> **Task instructions**:
Each entry must be restated word for word.

> **Source information**:
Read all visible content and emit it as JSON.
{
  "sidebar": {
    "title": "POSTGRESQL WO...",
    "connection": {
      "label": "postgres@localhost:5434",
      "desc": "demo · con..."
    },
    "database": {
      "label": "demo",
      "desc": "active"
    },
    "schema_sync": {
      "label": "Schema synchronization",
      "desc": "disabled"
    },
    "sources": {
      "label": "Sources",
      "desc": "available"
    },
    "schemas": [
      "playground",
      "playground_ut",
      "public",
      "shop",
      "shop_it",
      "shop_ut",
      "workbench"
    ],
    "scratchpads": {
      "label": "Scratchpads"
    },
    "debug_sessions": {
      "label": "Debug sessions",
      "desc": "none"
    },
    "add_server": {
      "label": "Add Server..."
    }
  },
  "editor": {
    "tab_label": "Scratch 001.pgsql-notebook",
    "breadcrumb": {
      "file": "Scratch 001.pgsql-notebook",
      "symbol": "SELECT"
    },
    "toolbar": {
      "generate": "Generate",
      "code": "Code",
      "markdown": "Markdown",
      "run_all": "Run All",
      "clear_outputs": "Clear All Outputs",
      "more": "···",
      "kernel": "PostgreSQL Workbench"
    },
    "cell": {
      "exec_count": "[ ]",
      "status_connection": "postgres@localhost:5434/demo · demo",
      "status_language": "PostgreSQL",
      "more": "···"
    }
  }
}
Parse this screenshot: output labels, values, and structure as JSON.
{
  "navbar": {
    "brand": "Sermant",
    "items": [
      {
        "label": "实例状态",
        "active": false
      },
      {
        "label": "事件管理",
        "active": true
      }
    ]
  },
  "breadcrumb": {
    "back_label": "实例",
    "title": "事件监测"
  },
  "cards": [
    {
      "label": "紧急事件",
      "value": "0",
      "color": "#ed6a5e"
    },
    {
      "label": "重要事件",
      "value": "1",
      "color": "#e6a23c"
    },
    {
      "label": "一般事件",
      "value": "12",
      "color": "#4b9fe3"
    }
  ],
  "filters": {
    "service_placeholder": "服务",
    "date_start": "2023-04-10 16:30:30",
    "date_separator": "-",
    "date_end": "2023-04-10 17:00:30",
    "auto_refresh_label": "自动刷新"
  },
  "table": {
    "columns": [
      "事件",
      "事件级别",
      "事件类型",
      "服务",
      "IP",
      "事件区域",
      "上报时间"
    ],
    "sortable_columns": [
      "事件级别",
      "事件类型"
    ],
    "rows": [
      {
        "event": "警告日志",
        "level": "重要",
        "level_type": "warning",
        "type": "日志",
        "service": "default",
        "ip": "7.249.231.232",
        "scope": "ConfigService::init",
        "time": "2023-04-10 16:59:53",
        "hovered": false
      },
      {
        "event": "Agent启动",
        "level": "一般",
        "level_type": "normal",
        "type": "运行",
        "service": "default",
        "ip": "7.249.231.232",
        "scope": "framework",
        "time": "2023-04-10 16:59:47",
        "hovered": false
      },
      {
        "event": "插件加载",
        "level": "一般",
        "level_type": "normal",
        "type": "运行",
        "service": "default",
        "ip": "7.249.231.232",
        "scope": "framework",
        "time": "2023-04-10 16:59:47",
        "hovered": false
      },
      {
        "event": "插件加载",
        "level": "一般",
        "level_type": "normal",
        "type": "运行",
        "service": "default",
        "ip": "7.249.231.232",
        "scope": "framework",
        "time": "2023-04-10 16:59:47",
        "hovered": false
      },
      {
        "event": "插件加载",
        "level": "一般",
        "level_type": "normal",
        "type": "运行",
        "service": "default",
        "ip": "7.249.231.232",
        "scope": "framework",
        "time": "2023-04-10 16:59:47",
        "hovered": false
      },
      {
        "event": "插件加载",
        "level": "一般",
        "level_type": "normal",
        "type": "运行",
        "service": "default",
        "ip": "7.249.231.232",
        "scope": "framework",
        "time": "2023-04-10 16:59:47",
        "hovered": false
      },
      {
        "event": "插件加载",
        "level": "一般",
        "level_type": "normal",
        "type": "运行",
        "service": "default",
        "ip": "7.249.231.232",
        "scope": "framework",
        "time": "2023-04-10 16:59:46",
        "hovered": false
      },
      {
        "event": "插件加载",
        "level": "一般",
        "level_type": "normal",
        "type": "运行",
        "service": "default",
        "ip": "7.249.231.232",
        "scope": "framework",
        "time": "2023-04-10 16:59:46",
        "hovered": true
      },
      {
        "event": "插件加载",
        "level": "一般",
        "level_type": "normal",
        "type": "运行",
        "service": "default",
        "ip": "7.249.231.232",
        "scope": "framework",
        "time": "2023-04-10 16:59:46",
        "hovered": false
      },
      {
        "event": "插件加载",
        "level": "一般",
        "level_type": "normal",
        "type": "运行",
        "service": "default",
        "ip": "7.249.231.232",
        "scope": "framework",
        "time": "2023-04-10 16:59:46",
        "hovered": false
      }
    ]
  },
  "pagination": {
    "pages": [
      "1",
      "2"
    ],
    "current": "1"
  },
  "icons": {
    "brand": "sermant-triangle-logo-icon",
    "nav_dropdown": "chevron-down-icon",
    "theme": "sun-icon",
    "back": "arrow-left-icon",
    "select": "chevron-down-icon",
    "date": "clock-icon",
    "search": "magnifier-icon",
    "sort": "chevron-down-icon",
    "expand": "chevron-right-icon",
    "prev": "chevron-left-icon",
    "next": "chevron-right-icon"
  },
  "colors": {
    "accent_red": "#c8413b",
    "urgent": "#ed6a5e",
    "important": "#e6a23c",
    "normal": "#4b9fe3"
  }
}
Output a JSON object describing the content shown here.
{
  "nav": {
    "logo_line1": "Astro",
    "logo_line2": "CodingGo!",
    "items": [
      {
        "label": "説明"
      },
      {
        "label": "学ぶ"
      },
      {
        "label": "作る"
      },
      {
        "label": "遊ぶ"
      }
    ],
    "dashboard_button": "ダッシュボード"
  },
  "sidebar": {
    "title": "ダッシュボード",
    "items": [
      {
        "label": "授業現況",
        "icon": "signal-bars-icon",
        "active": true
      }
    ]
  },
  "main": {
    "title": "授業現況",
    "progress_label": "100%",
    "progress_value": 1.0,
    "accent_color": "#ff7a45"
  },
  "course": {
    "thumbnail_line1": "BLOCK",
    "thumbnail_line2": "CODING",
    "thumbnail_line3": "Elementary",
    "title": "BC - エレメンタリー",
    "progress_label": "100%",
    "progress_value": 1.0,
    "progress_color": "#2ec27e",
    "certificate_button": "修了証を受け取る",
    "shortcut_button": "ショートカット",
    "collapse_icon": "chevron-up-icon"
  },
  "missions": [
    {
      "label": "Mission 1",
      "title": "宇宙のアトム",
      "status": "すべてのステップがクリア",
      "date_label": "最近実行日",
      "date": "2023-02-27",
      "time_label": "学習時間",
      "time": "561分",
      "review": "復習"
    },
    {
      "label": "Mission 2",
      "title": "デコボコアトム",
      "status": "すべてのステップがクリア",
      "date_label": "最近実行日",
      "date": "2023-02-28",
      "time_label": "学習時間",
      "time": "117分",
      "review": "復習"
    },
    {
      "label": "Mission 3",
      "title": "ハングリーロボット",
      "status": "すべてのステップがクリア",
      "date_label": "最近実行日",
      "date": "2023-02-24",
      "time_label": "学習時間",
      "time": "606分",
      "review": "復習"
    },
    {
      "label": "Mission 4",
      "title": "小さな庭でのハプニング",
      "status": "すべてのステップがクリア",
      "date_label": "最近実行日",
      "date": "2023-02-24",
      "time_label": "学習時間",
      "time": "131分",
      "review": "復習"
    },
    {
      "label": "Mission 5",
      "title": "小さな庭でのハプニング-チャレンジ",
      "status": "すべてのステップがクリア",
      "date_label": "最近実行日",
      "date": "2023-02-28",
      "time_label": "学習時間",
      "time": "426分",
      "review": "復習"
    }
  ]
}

> **Problem solution**:
Read all visible content and emit it as JSON.
{
  "sidebar": {
    "title": "POSTGRESQL WO...",
    "connection": {
      "label": "postgres@localhost:5434",
      "desc": "demo · con..."
    },
    "database": {
      "label": "demo",
      "desc": "active"
    },
    "schema_sync": {
      "label": "Schema synchronization",
      "desc": "disabled"
    },
    "sources": {
      "label": "Sources",
      "desc": "available"
    },
    "schemas": [
      "playground",
      "playground_ut",
      "public",
      "shop",
      "shop_it",
      "shop_ut",
      "workbench"
    ],
    "scratchpads": {
      "label": "Scratchpads"
    },
    "debug_sessions": {
      "label": "Debug sessions",
      "desc": "none"
    },
    "add_server": {
      "label": "Add Server..."
    }
  },
  "editor": {
    "tab_label": "Scratch 001.pgsql-notebook",
    "breadcrumb": {
      "file": "Scratch 001.pgsql-notebook",
      "symbol": "SELECT"
    },
    "toolbar": {
      "generate": "Generate",
      "code": "Code",
      "markdown": "Markdown",
      "run_all": "Run All",
      "clear_outputs": "Clear All Outputs",
      "more": "···",
      "kernel": "PostgreSQL Workbench"
    },
    "cell": {
      "exec_count": "[ ]",
      "status_connection": "postgres@localhost:5434/demo · demo",
      "status_language": "PostgreSQL",
      "more": "···"
    }
  }
}
Parse this screenshot: output labels, values, and structure as JSON.
{
  "navbar": {
    "brand": "Sermant",
    "items": [
      {
        "label": "实例状态",
        "active": false
      },
      {
        "label": "事件管理",
        "active": true
      }
    ]
  },
  "breadcrumb": {
    "back_label": "实例",
    "title": "事件监测"
  },
  "cards": [
    {
      "label": "紧急事件",
      "value": "0",
      "color": "#ed6a5e"
    },
    {
      "label": "重要事件",
      "value": "1",
      "color": "#e6a23c"
    },
    {
      "label": "一般事件",
      "value": "12",
      "color": "#4b9fe3"
    }
  ],
  "filters": {
    "service_placeholder": "服务",
    "date_start": "2023-04-10 16:30:30",
    "date_separator": "-",
    "date_end": "2023-04-10 17:00:30",
    "auto_refresh_label": "自动刷新"
  },
  "table": {
    "columns": [
      "事件",
      "事件级别",
      "事件类型",
      "服务",
      "IP",
      "事件区域",
      "上报时间"
    ],
    "sortable_columns": [
      "事件级别",
      "事件类型"
    ],
    "rows": [
      {
        "event": "警告日志",
        "level": "重要",
        "level_type": "warning",
        "type": "日志",
        "service": "default",
        "ip": "7.249.231.232",
        "scope": "ConfigService::init",
        "time": "2023-04-10 16:59:53",
        "hovered": false
      },
      {
        "event": "Agent启动",
        "level": "一般",
        "level_type": "normal",
        "type": "运行",
        "service": "default",
        "ip": "7.249.231.232",
        "scope": "framework",
        "time": "2023-04-10 16:59:47",
        "hovered": false
      },
      {
        "event": "插件加载",
        "level": "一般",
        "level_type": "normal",
        "type": "运行",
        "service": "default",
        "ip": "7.249.231.232",
        "scope": "framework",
        "time": "2023-04-10 16:59:47",
        "hovered": false
      },
      {
        "event": "插件加载",
        "level": "一般",
        "level_type": "normal",
        "type": "运行",
        "service": "default",
        "ip": "7.249.231.232",
        "scope": "framework",
        "time": "2023-04-10 16:59:47",
        "hovered": false
      },
      {
        "event": "插件加载",
        "level": "一般",
        "level_type": "normal",
        "type": "运行",
        "service": "default",
        "ip": "7.249.231.232",
        "scope": "framework",
        "time": "2023-04-10 16:59:47",
        "hovered": false
      },
      {
        "event": "插件加载",
        "level": "一般",
        "level_type": "normal",
        "type": "运行",
        "service": "default",
        "ip": "7.249.231.232",
        "scope": "framework",
        "time": "2023-04-10 16:59:47",
        "hovered": false
      },
      {
        "event": "插件加载",
        "level": "一般",
        "level_type": "normal",
        "type": "运行",
        "service": "default",
        "ip": "7.249.231.232",
        "scope": "framework",
        "time": "2023-04-10 16:59:46",
        "hovered": false
      },
      {
        "event": "插件加载",
        "level": "一般",
        "level_type": "normal",
        "type": "运行",
        "service": "default",
        "ip": "7.249.231.232",
        "scope": "framework",
        "time": "2023-04-10 16:59:46",
        "hovered": true
      },
      {
        "event": "插件加载",
        "level": "一般",
        "level_type": "normal",
        "type": "运行",
        "service": "default",
        "ip": "7.249.231.232",
        "scope": "framework",
        "time": "2023-04-10 16:59:46",
        "hovered": false
      },
      {
        "event": "插件加载",
        "level": "一般",
        "level_type": "normal",
        "type": "运行",
        "service": "default",
        "ip": "7.249.231.232",
        "scope": "framework",
        "time": "2023-04-10 16:59:46",
        "hovered": false
      }
    ]
  },
  "pagination": {
    "pages": [
      "1",
      "2"
    ],
    "current": "1"
  },
  "icons": {
    "brand": "sermant-triangle-logo-icon",
    "nav_dropdown": "chevron-down-icon",
    "theme": "sun-icon",
    "back": "arrow-left-icon",
    "select": "chevron-down-icon",
    "date": "clock-icon",
    "search": "magnifier-icon",
    "sort": "chevron-down-icon",
    "expand": "chevron-right-icon",
    "prev": "chevron-left-icon",
    "next": "chevron-right-icon"
  },
  "colors": {
    "accent_red": "#c8413b",
    "urgent": "#ed6a5e",
    "important": "#e6a23c",
    "normal": "#4b9fe3"
  }
}
Output a JSON object describing the content shown here.
{
  "nav": {
    "logo_line1": "Astro",
    "logo_line2": "CodingGo!",
    "items": [
      {
        "label": "説明"
      },
      {
        "label": "学ぶ"
      },
      {
        "label": "作る"
      },
      {
        "label": "遊ぶ"
      }
    ],
    "dashboard_button": "ダッシュボード"
  },
  "sidebar": {
    "title": "ダッシュボード",
    "items": [
      {
        "label": "授業現況",
        "icon": "signal-bars-icon",
        "active": true
      }
    ]
  },
  "main": {
    "title": "授業現況",
    "progress_label": "100%",
    "progress_value": 1.0,
    "accent_color": "#ff7a45"
  },
  "course": {
    "thumbnail_line1": "BLOCK",
    "thumbnail_line2": "CODING",
    "thumbnail_line3": "Elementary",
    "title": "BC - エレメンタリー",
    "progress_label": "100%",
    "progress_value": 1.0,
    "progress_color": "#2ec27e",
    "certificate_button": "修了証を受け取る",
    "shortcut_button": "ショートカット",
    "collapse_icon": "chevron-up-icon"
  },
  "missions": [
    {
      "label": "Mission 1",
      "title": "宇宙のアトム",
      "status": "すべてのステップがクリア",
      "date_label": "最近実行日",
      "date": "2023-02-27",
      "time_label": "学習時間",
      "time": "561分",
      "review": "復習"
    },
    {
      "label": "Mission 2",
      "title": "デコボコアトム",
      "status": "すべてのステップがクリア",
      "date_label": "最近実行日",
      "date": "2023-02-28",
      "time_label": "学習時間",
      "time": "117分",
      "review": "復習"
    },
    {
      "label": "Mission 3",
      "title": "ハングリーロボット",
      "status": "すべてのステップがクリア",
      "date_label": "最近実行日",
      "date": "2023-02-24",
      "time_label": "学習時間",
      "time": "606分",
      "review": "復習"
    },
    {
      "label": "Mission 4",
      "title": "小さな庭でのハプニング",
      "status": "すべてのステップがクリア",
      "date_label": "最近実行日",
      "date": "2023-02-24",
      "time_label": "学習時間",
      "time": "131分",
      "review": "復習"
    },
    {
      "label": "Mission 5",
      "title": "小さな庭でのハプニング-チャレンジ",
      "status": "すべてのステップがクリア",
      "date_label": "最近実行日",
      "date": "2023-02-28",
      "time_label": "学習時間",
      "time": "426分",
      "review": "復習"
    }
  ]
}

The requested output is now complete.